Earlier theories held that the Deccan eruption was caused by the Chicxulub impact itself; however, we now know that the eruptions actually predate it. Furthermore, recent research has suggested another cause, although researchers do believe the seismic energy of the Chicxulub impact did effect the Deccan eruptions.
Taking this into account, Joseph Byrnes and Leif Karlstrom of the University of Oregon in the US have now put forward a hypothesis in the journal Science Advances that draws connections between these three events and indicates another.
The pair argue that if Chicxulub impact seismic energy did affect the Deccan eruptions, then other volcanic systems may have been influenced as well.
“The global mid-ocean ridge system is a clear candidate for triggering,” they state.
The system is an interconnected set of tectonic plate boundaries that run for a total of 65,000 kilometres, almost all of it under water. Even today, it remains very volcanically active.
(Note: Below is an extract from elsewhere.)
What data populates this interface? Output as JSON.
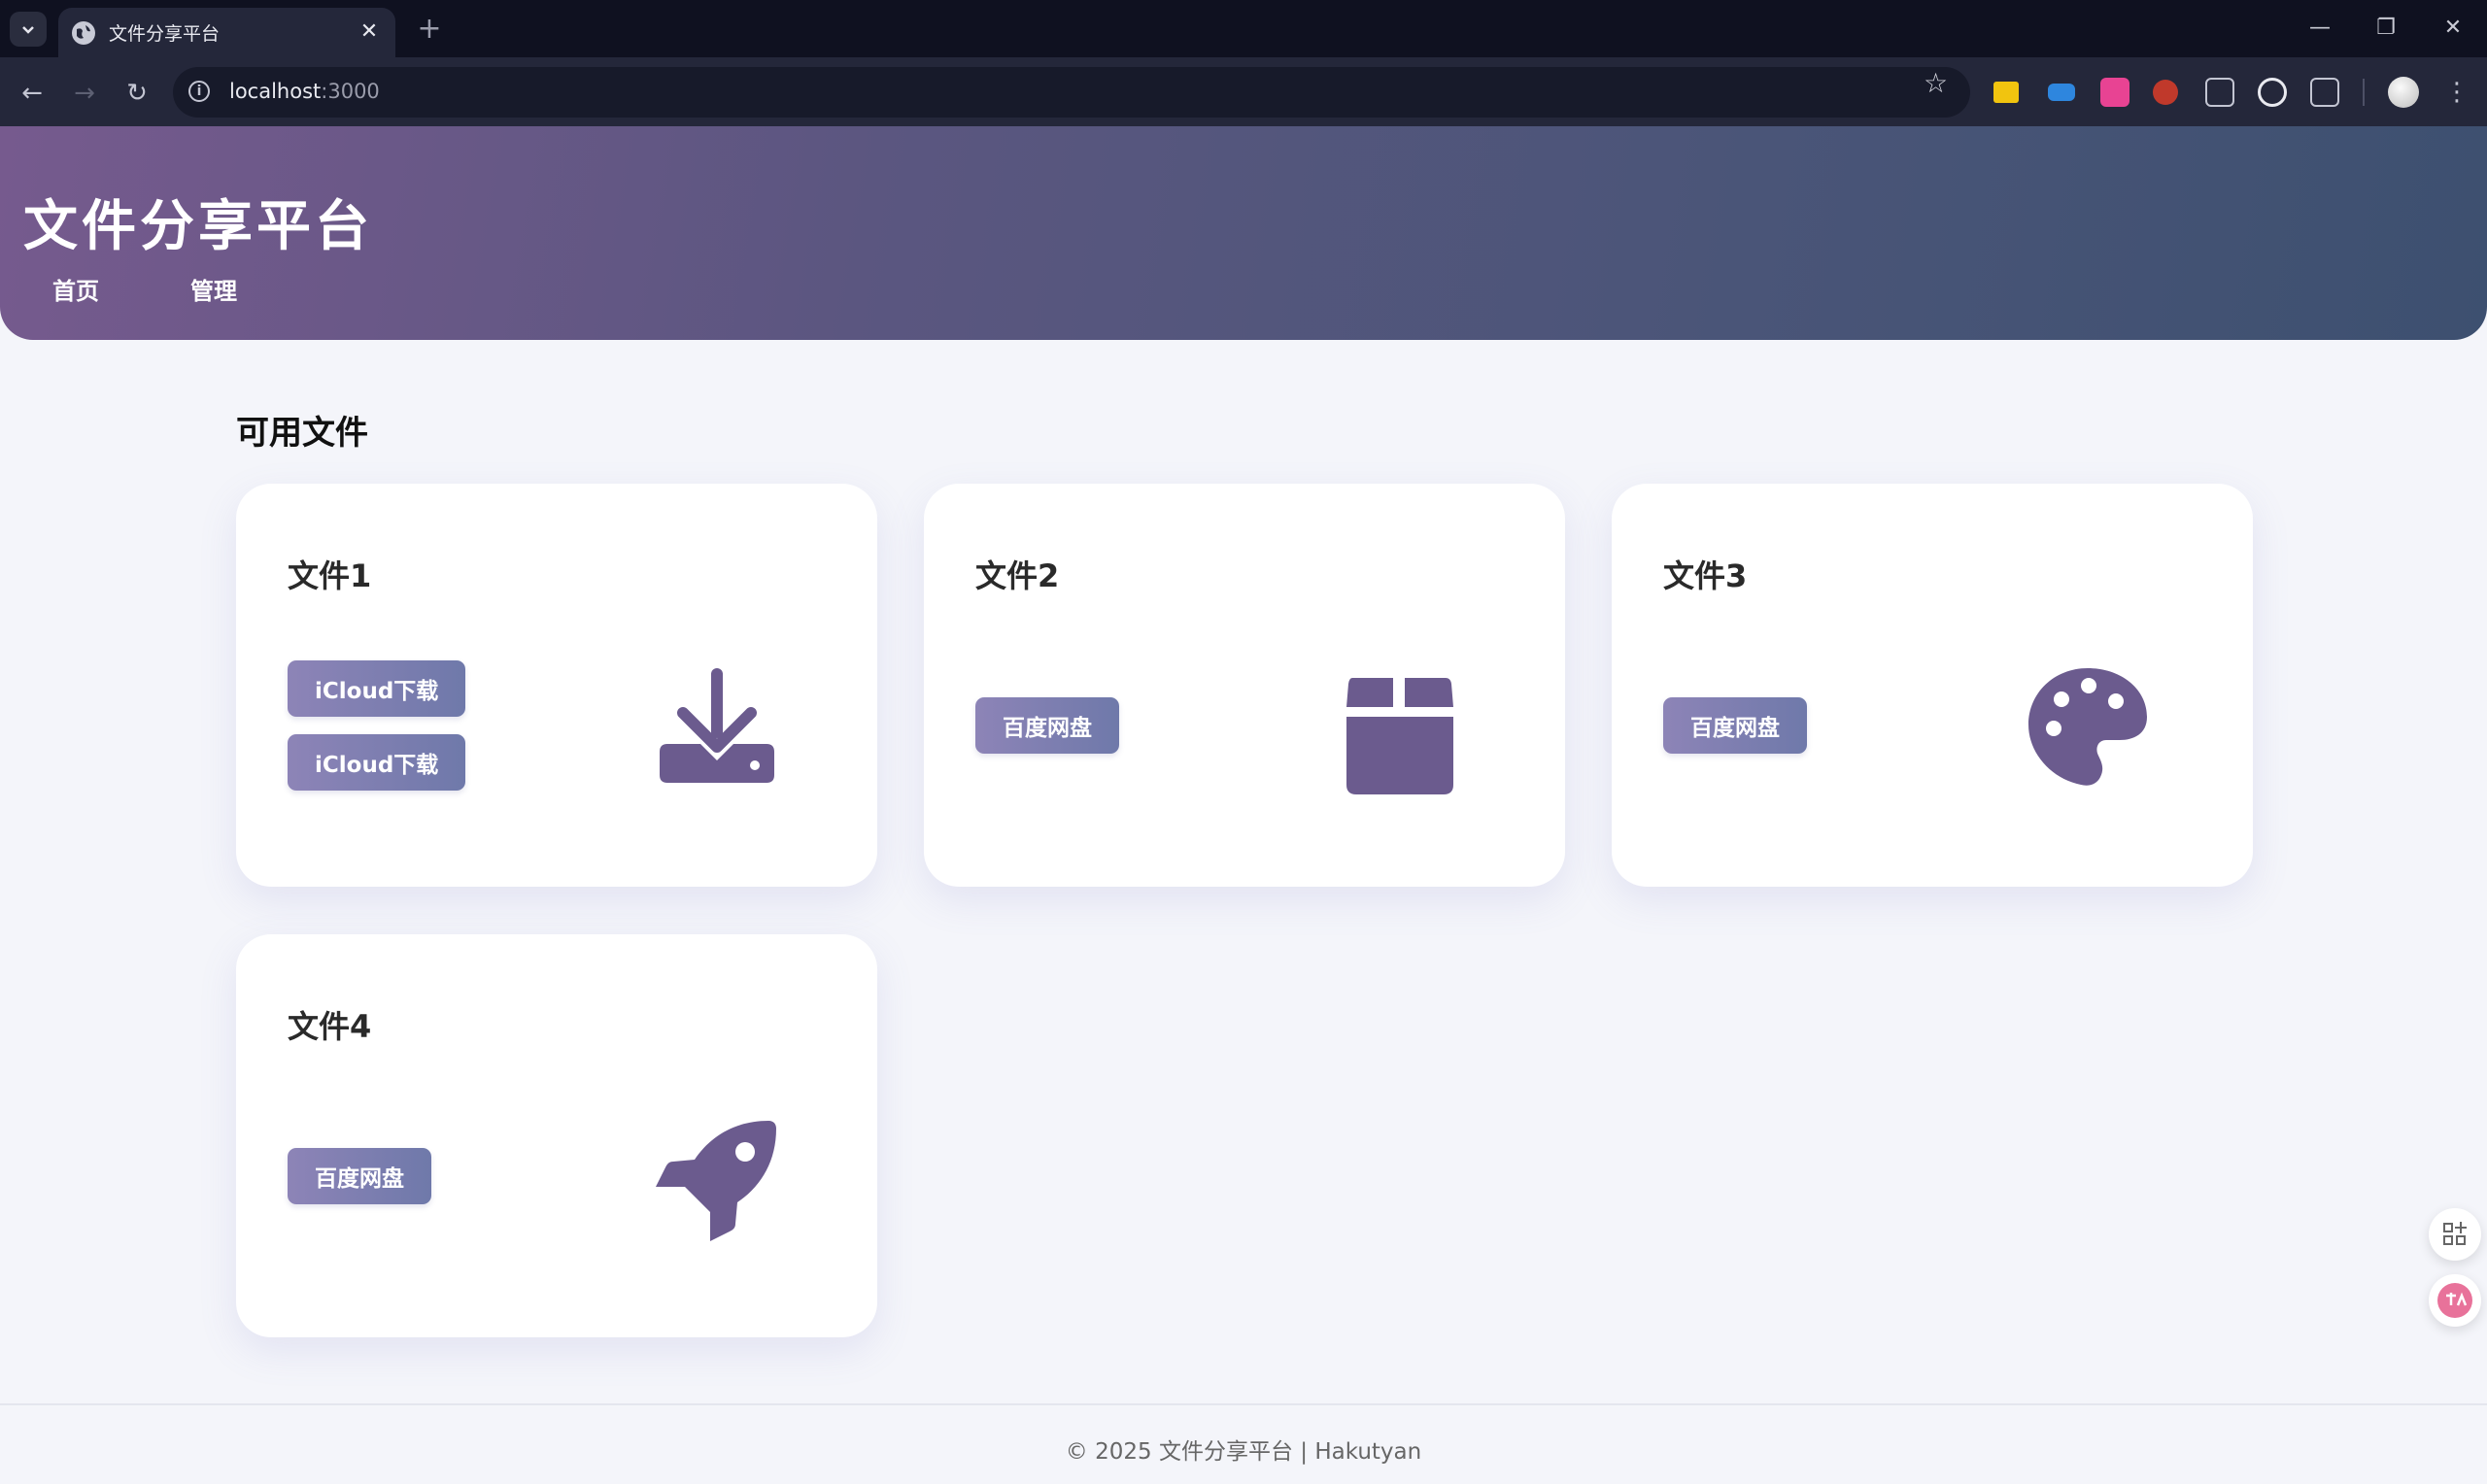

By analysing already available marine topographic and gravitational data to look for changes in the sea floor at roughly the same time as the Chicxulub impact, Byrnes and Karlstrom were able to deduce that the seismic energy of the impact – orders of magnitude greater than even the largest earthquake – rippled out in waves and struck the global mid-ocean ridge system. These ridges, where tectonic plates meet, were pulled apart by the seismic wave to release huge volumes of magma stored beneath.
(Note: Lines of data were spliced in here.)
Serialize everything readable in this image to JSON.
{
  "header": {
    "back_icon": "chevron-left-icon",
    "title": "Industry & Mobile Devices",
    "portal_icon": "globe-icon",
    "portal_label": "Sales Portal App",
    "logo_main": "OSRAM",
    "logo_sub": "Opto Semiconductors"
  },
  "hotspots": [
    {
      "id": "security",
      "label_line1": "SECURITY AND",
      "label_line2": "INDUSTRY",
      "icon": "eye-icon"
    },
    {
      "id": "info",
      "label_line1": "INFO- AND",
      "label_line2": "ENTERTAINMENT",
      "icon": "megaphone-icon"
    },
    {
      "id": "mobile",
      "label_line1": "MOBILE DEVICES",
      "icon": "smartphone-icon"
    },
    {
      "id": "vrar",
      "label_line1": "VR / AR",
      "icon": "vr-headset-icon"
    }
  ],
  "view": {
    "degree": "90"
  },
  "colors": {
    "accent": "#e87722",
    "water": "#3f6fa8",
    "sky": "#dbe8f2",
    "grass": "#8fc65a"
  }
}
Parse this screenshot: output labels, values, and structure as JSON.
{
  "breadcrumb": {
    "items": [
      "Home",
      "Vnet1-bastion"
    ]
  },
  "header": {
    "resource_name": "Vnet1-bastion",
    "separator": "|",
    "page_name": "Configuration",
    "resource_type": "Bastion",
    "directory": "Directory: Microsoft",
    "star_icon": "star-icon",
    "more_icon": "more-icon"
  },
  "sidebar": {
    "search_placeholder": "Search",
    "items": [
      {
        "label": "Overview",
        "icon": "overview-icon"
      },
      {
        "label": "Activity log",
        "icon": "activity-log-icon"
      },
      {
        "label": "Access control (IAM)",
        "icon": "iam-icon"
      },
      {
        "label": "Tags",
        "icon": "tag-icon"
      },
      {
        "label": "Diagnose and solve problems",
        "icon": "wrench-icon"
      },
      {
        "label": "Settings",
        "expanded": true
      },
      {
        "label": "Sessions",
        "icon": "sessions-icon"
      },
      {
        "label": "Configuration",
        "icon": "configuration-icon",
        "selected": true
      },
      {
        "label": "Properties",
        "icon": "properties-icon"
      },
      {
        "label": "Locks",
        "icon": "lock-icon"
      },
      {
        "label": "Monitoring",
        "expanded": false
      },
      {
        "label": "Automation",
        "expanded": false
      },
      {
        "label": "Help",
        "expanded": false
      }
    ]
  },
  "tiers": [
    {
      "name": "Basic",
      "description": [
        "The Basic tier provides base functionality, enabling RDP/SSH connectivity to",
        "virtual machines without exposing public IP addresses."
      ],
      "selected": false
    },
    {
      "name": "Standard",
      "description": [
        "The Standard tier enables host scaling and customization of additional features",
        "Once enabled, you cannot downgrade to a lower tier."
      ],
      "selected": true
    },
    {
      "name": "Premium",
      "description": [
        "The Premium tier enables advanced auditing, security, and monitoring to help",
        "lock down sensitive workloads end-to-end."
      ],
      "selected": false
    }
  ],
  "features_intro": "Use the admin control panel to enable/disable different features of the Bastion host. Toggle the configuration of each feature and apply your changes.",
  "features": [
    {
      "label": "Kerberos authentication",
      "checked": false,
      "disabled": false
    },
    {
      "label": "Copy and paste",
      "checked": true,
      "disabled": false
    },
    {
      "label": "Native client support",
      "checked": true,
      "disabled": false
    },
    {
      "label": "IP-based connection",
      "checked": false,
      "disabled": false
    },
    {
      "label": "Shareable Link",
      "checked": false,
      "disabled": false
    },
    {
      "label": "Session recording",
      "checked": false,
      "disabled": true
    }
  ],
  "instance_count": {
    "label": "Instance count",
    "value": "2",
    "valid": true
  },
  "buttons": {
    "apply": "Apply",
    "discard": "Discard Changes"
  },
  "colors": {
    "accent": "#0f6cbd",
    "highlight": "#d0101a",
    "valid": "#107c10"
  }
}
The resulting vast and global release of magma and associated gases, the authors suggest, contributed to the global environmental disaster and thus exacerbated the mass extinction event already underway.
“This massive but short-lived pulse of marine magmatism should be considered alongside the Chicxulub impact and Deccan Traps as a contributor to geochemical anomalies and environmental changes at K-Pg time,” say the authors.
Not only does this shed light on a new contributing factor in the K-Pg upheaval, but it also helps us to see more clearly the connections between these remarkable events.